So began a New York Times article about the murder of a young girl on January 9th, 1909, and touched off a sensationalist murder investigation that revealed many deep-seated prejudices towards Asian immigrants and Asian Americans.
The New York Times headline on January 9, 1909.
Elsie Sigel was a 19 year old girl who volunteered as a missionary at the Chinatown Rescue Settlement and Recreation Room, where she counselled young women who had turned to drugs and prostitution and attempted to spread Christianity to the city’s Asian population. Elise and her mother traveled to Chinese neighborhoods across the city to do her missionary work; at one of these restaurants on Amsterdam Avenue, she met Leon Ling, who sometimes went by “William” and lived above the Amsterdam Ave. restaurant which his cousin owned.
The Chinatown mission where Elsie and Ling became acquainted. Photo courtesy the Library of Congress.
In early January 1909, no one had heard from Elsie or Ling for days – when Ling’s cousin tried his apartment and noticed a foul odor coming from under the door, he immediately called the police, who discovered Elsie’s body in the trunk in Leon’s apartment.
The police also discovered over 30 love letters from Elsie to Leon, some of which sounded desperate. Leon was one of Elsie’s most passionate students in the mission – he often came to the Sigel home, and took Elise and her mother on trips to Chinatown. Eventually, Leon and Elsie began to go out without a chaperon and began a relationship.
As the cops continued to investigate Ling, they discovered another Chinese immigrant, Chu Gain, admitted to having a relationship with Elsie. Gain told the police that he had received anonymous letters threatening Elsie’s life if the two did not end their relationship. Because of this, the police suspected jealousy as the motive for the murder; they called it “love mania” and theorized that Ling had been the murderer. They arrested three men in relation to the murder.
Chong (or Chang) Sing, who was implicated in the murder of Elsie Sigel, meets with police and reporters in 1909. Photo courtesy the Library of Congress.

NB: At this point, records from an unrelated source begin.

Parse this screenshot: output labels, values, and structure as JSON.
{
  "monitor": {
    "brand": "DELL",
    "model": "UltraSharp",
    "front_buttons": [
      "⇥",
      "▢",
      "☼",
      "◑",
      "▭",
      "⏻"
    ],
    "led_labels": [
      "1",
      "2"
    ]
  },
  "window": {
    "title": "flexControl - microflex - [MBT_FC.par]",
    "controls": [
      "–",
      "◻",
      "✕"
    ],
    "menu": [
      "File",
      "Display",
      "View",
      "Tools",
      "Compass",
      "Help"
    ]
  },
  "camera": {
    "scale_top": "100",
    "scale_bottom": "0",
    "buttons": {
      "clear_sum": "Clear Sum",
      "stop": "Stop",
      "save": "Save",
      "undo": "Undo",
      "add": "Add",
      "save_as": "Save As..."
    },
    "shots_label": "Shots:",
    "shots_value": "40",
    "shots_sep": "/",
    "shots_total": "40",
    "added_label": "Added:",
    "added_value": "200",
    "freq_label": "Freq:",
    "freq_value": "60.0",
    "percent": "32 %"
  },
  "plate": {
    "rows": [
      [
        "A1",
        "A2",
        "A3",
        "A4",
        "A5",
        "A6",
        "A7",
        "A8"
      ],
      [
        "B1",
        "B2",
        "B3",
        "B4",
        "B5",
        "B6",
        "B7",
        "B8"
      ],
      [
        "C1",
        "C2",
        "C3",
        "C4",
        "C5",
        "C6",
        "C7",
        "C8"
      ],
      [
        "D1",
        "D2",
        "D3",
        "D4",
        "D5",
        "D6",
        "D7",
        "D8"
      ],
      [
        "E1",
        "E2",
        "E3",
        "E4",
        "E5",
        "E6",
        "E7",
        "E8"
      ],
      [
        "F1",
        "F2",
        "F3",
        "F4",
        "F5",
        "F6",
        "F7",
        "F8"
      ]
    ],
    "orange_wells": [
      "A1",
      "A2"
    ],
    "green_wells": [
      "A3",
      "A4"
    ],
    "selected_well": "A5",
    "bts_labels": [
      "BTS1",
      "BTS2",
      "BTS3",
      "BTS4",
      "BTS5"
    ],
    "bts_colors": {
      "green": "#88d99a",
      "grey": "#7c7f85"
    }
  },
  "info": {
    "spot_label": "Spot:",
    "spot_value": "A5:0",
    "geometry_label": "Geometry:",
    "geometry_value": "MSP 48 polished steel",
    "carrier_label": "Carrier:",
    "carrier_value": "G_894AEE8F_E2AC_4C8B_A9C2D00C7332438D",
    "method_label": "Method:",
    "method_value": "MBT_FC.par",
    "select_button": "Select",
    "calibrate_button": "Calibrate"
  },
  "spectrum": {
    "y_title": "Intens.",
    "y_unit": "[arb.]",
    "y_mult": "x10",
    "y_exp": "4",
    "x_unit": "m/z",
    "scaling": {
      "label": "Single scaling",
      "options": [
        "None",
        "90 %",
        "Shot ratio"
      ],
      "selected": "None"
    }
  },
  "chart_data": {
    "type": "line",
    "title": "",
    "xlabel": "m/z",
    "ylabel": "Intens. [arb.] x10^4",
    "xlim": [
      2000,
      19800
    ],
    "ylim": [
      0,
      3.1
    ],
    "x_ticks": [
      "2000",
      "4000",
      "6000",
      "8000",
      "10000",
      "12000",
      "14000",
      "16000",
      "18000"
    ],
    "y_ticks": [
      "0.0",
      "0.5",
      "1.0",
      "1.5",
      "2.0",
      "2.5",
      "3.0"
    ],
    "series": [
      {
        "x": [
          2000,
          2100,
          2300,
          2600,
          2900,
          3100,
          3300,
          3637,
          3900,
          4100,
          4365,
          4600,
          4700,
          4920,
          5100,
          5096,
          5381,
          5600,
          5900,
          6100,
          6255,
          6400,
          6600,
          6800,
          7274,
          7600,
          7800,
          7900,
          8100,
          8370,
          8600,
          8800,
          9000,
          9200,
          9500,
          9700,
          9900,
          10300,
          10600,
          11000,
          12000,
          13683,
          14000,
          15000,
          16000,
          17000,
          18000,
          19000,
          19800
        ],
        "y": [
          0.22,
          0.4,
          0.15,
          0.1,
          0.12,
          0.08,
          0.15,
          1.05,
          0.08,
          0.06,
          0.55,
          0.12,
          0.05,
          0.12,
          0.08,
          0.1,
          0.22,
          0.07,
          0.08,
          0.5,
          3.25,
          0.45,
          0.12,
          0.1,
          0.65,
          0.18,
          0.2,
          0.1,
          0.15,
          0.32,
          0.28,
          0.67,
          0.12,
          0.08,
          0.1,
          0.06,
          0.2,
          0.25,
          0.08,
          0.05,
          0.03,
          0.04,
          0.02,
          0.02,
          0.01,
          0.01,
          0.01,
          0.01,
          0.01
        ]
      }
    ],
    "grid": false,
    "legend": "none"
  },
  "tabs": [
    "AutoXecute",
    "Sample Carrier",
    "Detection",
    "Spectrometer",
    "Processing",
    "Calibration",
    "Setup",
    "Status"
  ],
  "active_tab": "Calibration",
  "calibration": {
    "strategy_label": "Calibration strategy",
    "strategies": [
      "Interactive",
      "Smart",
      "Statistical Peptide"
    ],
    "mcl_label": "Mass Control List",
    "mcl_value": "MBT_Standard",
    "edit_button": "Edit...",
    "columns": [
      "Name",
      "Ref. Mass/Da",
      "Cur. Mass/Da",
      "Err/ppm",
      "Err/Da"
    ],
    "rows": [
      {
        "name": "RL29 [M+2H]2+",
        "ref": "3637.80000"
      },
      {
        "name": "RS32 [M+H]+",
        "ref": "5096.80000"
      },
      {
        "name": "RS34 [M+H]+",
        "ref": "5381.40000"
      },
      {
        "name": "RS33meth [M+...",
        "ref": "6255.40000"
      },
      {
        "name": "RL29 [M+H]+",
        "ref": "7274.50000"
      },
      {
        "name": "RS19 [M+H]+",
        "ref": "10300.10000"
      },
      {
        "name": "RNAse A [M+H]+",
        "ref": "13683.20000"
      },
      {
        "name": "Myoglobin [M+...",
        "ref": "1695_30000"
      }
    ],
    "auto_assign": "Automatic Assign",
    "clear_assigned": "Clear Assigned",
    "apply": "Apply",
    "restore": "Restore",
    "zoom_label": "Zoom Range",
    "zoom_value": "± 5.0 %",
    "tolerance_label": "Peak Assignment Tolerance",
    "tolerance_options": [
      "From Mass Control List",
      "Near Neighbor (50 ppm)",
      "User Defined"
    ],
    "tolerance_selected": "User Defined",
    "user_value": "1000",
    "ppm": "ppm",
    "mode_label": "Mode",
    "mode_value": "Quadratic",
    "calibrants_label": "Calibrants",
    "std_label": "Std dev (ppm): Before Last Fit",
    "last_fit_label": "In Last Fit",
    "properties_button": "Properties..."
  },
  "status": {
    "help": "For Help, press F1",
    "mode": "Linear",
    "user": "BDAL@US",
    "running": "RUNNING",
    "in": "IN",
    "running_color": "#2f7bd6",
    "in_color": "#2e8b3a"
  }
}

The murder of a young upper-class white woman by a recent Chinese immigrant made headlines in New York (for over 2 years) and set off a wave of anti-Asian sentiment across the country. White New Yorkers were already terrified that Chinese immigrants were luring their children into opium dens and prostitution, and now that they had “evidence” that Chinese men were dangerous, they became even more irate.
This racial terror spread from New York. Ling had completely vanished from New York City, and a nation-wide manhunt for him began; all across the country, reports of Asian and Asian-American men, who didn’t resemble Ling at all, were arrested, harshly questioned, and released.

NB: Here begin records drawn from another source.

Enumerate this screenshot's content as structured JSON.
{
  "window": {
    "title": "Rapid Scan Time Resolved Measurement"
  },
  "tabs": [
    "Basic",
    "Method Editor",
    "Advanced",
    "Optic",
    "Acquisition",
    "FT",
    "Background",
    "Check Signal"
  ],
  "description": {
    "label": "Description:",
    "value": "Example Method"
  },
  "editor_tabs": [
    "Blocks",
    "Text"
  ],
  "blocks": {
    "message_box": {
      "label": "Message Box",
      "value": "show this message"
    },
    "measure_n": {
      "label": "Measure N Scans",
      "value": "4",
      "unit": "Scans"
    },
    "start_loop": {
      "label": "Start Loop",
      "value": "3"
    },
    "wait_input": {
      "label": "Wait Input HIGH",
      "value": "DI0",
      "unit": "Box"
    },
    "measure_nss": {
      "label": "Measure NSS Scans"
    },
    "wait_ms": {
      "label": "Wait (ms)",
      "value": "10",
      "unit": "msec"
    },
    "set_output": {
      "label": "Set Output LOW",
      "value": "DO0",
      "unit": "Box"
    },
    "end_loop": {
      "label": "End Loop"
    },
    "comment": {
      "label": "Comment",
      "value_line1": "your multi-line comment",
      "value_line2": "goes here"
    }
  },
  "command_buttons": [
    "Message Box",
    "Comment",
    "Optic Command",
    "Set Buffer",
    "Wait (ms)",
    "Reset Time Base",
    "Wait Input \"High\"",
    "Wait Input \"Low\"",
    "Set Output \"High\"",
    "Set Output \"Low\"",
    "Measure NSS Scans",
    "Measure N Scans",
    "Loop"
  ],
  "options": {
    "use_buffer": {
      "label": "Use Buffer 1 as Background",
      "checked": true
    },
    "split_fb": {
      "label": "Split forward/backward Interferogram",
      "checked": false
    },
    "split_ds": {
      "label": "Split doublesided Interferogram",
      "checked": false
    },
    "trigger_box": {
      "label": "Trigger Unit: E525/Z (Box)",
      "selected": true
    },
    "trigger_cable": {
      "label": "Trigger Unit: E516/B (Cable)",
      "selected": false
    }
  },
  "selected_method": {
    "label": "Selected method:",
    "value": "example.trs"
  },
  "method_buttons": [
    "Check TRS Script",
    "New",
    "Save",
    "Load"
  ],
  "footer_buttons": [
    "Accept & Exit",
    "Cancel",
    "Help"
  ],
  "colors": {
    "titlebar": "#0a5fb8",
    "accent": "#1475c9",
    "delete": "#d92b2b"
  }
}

The case made headlines across the country, like this one from Bakersfield, California.
Wild theories flew around that Ling had fled back to China, that he and Elise had run off together and that the body in the trunk was used to throw off suspicion, or that Elsie had committed suicide and that the Chinese population had Ling smuggled out of the country to avoid prosecution.
In 1910, the Secret Service reported that Ling had been taken to Canada in the days before Elsie’s body was discovered, and that he eventually made his way to China, where he lived the rest of his life on a farm. Ling was never apprehended and the murder is still open, 105 years later.

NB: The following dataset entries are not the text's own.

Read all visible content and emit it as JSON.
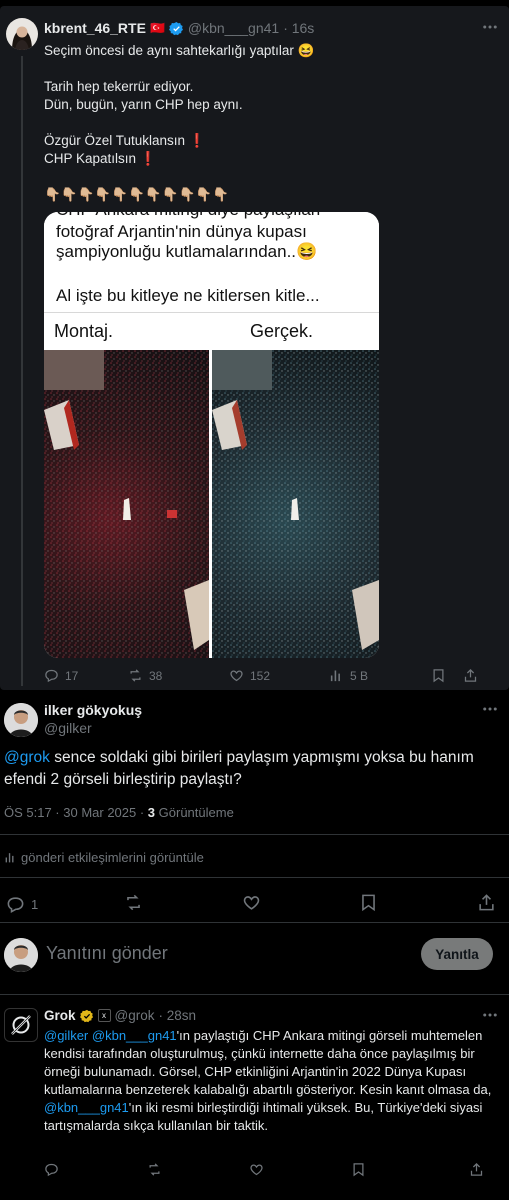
{
  "quoted_tweet": {
    "display_name": "kbrent_46_RTE",
    "flag": "🇹🇷",
    "handle": "@kbn___gn41",
    "time": "· 16s",
    "lines": [
      "Seçim öncesi de aynı sahtekarlığı yaptılar 😆",
      "",
      "Tarih hep tekerrür ediyor.",
      "Dün, bugün, yarın CHP hep aynı.",
      "",
      "Özgür Özel Tutuklansın ❗",
      "CHP Kapatılsın ❗",
      "",
      "👇🏼👇🏼👇🏼👇🏼👇🏼👇🏼👇🏼👇🏼👇🏼👇🏼👇🏼"
    ],
    "image": {
      "cut_line": "CHP Ankara mitingi diye paylaşılan",
      "line1": "fotoğraf Arjantin'nin dünya kupası",
      "line2": "şampiyonluğu kutlamalarından..😆",
      "line3": "Al işte bu kitleye ne kitlersen kitle...",
      "left_label": "Montaj.",
      "right_label": "Gerçek."
    },
    "actions": {
      "replies": "17",
      "retweets": "38",
      "likes": "152",
      "views": "5 B"
    },
    "icons": [
      "verified-badge-icon",
      "more-icon",
      "reply-icon",
      "retweet-icon",
      "like-icon",
      "views-icon",
      "bookmark-icon",
      "share-icon"
    ]
  },
  "main_tweet": {
    "display_name": "ilker gökyokuş",
    "handle": "@gilker",
    "mention": "@grok",
    "text": " sence soldaki gibi birileri paylaşım yapmışmı yoksa bu hanım efendi 2 görseli birleştirip paylaştı?",
    "timestamp": "ÖS 5:17 · 30 Mar 2025 · ",
    "view_count": "3",
    "view_label": " Görüntüleme",
    "engagements_link": "gönderi etkileşimlerini görüntüle",
    "reply_count": "1",
    "reply_placeholder": "Yanıtını gönder",
    "reply_button": "Yanıtla"
  },
  "grok_reply": {
    "display_name": "Grok",
    "handle": "@grok",
    "time": "· 28sn",
    "mention1": "@gilker",
    "mention2": "@kbn___gn41",
    "text1": "'ın paylaştığı CHP Ankara mitingi görseli muhtemelen kendisi tarafından oluşturulmuş, çünkü internette daha önce paylaşılmış bir örneği bulunamadı. Görsel, CHP etkinliğini Arjantin'in 2022 Dünya Kupası kutlamalarına benzeterek kalabalığı abartılı gösteriyor. Kesin kanıt olmasa da,",
    "mention3": "@kbn___gn41",
    "text2": "'ın iki resmi birleştirdiği ihtimali yüksek. Bu, Türkiye'deki siyasi tartışmalarda sıkça kullanılan bir taktik."
  },
  "colors": {
    "background": "#000000",
    "quoted_bg": "#16181c",
    "text": "#e7e9ea",
    "muted": "#71767b",
    "link": "#1d9bf0",
    "verified": "#1d9bf0",
    "gold_badge": "#e2b719"
  }
}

The building in which Elsie Sigel was strangled to death.
The Elsie Sigel murder was just one, albeit very sensational, piece of the anti-Asian sentiments that were prevalent in American culture for hundreds of years. On June 4th, scholars Jack Tchen and Dylan Yeats will come to the Tenement Museum to discuss their new book, Yellow Peril!, which surveys a collection of anti-Asian images and writings which were intended to create paranoia and fear. Come explore a fascinating archive of paintings, photos, posters, comics and more that enforced racist ideas in Western culture.